▶ **Required work**:
The answer must consist of every line in the records that contains the word "pyowm".

Data about app and page elements
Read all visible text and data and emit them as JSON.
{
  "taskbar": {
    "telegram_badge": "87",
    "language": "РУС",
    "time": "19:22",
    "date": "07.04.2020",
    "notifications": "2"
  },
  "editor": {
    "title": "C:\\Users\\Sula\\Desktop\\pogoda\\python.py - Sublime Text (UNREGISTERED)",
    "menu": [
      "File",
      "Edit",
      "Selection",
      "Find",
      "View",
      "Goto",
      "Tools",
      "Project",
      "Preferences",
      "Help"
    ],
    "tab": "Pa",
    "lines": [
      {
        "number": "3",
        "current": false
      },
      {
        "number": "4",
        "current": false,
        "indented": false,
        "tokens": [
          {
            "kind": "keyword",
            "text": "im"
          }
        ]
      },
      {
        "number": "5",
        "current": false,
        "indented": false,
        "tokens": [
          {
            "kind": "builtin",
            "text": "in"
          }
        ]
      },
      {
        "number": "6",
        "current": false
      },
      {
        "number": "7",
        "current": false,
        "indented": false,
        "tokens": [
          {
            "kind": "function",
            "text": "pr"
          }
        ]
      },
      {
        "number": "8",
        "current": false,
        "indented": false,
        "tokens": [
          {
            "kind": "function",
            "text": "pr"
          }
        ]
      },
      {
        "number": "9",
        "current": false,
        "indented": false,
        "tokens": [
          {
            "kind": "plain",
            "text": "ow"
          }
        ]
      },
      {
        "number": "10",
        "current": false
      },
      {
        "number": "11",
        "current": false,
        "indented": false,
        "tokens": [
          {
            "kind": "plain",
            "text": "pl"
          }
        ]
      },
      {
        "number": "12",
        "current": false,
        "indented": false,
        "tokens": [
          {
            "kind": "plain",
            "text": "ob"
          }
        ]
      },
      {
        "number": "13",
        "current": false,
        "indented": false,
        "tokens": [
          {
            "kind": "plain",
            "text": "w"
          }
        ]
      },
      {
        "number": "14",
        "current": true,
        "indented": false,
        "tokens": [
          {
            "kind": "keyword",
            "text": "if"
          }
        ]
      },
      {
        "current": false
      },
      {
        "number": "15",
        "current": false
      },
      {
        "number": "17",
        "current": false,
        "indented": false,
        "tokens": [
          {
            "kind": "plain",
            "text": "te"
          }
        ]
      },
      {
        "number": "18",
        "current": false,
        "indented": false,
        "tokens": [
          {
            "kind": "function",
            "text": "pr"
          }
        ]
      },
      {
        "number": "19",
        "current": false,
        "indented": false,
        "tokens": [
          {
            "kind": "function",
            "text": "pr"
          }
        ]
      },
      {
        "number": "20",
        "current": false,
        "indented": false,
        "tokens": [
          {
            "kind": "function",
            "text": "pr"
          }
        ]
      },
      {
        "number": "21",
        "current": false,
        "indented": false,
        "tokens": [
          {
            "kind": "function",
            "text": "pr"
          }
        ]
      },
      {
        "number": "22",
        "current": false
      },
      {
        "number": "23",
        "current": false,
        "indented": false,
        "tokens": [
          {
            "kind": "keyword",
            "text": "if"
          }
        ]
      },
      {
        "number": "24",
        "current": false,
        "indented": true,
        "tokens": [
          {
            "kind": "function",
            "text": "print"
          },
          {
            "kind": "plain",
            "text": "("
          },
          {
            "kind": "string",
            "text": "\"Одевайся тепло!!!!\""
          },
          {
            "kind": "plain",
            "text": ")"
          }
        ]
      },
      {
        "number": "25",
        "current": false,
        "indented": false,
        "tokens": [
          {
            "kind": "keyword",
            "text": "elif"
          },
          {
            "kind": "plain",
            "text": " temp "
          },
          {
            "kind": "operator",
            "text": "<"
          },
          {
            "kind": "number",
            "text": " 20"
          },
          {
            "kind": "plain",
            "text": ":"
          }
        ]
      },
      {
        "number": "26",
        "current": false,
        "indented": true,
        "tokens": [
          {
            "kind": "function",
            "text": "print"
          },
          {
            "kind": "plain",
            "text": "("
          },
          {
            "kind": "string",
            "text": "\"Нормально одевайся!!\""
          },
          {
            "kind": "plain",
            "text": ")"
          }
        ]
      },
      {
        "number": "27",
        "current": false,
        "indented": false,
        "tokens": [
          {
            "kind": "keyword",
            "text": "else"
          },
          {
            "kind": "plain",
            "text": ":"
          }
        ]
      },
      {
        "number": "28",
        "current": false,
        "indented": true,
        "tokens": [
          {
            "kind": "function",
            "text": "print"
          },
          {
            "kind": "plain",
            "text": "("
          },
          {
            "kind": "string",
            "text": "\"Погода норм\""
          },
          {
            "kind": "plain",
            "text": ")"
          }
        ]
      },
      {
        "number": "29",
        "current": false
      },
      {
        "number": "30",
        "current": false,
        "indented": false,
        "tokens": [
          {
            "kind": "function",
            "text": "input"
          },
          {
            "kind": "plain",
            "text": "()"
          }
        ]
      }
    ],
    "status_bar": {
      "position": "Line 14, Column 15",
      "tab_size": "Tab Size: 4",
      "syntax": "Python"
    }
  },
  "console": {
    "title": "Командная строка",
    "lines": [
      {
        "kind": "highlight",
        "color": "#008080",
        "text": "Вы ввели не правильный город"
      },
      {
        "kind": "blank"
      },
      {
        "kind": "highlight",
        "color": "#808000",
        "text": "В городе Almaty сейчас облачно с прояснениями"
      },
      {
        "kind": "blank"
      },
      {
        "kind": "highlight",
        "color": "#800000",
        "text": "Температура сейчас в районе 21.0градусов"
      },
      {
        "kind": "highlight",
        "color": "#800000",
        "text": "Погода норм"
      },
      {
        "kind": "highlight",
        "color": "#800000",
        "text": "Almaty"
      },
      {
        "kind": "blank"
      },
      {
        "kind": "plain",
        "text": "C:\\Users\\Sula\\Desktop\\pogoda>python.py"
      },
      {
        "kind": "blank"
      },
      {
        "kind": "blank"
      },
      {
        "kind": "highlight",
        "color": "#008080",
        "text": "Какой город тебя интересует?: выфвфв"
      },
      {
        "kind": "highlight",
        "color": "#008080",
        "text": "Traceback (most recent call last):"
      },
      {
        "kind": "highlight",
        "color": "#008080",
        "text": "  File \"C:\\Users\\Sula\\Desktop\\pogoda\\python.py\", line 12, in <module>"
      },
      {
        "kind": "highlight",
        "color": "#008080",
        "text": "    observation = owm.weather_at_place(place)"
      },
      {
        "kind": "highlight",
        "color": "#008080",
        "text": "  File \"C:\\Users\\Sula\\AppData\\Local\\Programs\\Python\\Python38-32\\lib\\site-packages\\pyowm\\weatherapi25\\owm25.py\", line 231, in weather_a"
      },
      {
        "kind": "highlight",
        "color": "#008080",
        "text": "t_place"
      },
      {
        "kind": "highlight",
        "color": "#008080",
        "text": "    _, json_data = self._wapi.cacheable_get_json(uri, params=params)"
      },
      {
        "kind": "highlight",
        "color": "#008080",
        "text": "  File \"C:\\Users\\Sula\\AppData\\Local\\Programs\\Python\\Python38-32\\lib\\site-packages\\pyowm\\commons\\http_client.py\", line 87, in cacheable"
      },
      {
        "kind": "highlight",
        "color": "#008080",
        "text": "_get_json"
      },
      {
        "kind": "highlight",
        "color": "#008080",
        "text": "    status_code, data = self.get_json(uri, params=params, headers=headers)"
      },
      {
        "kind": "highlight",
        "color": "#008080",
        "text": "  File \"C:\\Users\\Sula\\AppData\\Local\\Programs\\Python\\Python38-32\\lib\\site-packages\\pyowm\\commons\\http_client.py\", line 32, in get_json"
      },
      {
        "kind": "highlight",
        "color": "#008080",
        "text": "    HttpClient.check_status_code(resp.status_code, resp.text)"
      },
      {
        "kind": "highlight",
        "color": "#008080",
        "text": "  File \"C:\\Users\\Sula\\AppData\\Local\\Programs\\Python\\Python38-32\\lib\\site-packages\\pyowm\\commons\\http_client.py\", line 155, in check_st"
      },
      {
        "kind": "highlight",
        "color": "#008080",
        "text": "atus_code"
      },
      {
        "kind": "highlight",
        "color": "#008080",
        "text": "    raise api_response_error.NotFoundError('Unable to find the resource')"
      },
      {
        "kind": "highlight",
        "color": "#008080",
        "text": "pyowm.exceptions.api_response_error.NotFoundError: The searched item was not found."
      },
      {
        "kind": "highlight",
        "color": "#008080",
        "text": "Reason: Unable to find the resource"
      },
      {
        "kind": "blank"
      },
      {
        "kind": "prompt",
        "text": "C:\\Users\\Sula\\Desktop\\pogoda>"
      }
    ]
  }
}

▶ **Worked solution**:
        "text": "  File \"C:\\Users\\Sula\\AppData\\Local\\Programs\\Python\\Python38-32\\lib\\site-packages\\pyowm\\weatherapi25\\owm25.py\", line 231, in weather_a"
        "text": "  File \"C:\\Users\\Sula\\AppData\\Local\\Programs\\Python\\Python38-32\\lib\\site-packages\\pyowm\\commons\\http_client.py\", line 87, in cacheable"
        "text": "  File \"C:\\Users\\Sula\\AppData\\Local\\Programs\\Python\\Python38-32\\lib\\site-packages\\pyowm\\commons\\http_client.py\", line 32, in get_json"
        "text": "  File \"C:\\Users\\Sula\\AppData\\Local\\Programs\\Python\\Python38-32\\lib\\site-packages\\pyowm\\commons\\http_client.py\", line 155, in check_st"
        "text": "pyowm.exceptions.api_response_error.NotFoundError: The searched item was not found."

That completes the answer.